Blood-thinning medications reduce your risk of stroke by helping to prevent blood clots forming. You might be prescribed them after a transient ischaemic attack (TIA) or a stroke caused by a blockage (an ischaemic stroke, or clot).
This guide explains the two main types of blood-thinning medication, antiplatelets and anticoagulants, and how they can help to reduce your risk of a stroke.
Antiplatelets such as aspirin and clopidogrel are given after a stroke or TIA. Someone with atrial fibrillation may be given an anticoagulant such as warfarin, dabigatran etexilate, rivaroxaban, apixaban, or edoxaban.

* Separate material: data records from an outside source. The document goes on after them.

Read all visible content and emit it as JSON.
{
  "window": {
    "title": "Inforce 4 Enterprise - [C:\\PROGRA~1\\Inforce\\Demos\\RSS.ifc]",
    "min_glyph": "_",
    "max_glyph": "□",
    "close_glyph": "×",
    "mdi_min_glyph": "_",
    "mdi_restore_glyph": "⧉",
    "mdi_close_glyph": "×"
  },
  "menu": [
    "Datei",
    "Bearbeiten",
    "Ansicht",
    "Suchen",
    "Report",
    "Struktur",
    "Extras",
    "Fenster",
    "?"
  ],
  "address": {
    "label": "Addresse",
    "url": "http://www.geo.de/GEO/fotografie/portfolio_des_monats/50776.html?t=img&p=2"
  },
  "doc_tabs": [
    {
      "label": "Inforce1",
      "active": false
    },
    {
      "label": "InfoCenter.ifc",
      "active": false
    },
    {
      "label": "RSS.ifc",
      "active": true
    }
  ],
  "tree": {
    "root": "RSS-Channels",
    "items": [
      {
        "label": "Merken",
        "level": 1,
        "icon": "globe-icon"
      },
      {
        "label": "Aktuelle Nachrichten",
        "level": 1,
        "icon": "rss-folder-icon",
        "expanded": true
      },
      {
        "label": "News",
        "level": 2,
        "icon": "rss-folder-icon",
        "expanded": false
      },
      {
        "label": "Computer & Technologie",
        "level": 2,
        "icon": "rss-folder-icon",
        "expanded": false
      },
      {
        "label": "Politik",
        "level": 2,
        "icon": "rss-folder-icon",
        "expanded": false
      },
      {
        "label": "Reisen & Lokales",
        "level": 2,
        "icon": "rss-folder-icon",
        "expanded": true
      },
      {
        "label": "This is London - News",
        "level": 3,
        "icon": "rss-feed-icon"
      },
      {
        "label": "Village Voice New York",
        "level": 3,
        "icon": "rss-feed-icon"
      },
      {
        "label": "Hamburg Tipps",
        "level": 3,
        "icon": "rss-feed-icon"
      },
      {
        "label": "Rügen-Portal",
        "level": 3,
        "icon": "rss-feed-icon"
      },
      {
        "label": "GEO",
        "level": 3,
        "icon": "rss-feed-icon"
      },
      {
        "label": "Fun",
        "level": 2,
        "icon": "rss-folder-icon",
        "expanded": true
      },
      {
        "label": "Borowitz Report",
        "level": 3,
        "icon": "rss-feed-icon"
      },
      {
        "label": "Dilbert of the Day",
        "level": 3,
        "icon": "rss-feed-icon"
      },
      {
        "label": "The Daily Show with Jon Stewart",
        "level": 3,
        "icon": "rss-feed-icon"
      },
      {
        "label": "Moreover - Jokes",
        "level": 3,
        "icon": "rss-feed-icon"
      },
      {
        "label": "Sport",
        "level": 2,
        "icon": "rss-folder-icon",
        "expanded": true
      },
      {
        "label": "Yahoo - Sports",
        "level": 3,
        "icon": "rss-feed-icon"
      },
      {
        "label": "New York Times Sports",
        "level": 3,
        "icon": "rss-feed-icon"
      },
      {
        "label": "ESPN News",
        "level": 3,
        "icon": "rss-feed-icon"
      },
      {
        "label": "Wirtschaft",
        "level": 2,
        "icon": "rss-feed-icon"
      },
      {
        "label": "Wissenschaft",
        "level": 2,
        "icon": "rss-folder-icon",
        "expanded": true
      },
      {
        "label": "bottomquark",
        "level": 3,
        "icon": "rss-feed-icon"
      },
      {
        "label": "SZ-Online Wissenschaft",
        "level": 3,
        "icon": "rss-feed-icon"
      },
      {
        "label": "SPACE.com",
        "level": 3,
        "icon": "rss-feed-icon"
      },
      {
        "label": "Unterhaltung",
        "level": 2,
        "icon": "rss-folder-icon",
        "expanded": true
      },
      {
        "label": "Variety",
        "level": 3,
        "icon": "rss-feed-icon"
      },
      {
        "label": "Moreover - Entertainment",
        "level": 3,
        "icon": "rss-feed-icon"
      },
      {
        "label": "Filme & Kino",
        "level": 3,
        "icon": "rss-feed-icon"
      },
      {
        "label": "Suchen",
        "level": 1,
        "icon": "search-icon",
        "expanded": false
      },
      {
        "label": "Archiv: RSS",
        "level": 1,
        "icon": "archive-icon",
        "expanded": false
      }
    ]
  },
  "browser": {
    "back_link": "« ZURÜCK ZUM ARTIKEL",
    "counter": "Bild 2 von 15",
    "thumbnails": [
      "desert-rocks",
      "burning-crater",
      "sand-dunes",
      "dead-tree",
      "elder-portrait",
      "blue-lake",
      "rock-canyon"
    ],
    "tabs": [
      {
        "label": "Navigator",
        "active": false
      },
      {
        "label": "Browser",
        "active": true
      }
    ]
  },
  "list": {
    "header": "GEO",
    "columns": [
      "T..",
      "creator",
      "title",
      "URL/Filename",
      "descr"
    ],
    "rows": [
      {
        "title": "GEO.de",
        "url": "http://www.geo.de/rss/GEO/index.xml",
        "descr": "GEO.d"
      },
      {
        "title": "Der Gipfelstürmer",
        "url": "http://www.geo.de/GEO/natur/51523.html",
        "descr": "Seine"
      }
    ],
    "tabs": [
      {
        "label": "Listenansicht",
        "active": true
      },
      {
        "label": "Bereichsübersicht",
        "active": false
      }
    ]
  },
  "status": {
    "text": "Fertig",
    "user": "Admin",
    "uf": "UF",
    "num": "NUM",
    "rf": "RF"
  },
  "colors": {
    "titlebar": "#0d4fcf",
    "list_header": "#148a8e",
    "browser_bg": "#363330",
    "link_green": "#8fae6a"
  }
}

This guide explains how the medications can reduce stroke risk, with information on how they are used and common side effects. It also lists some sources of further information and support.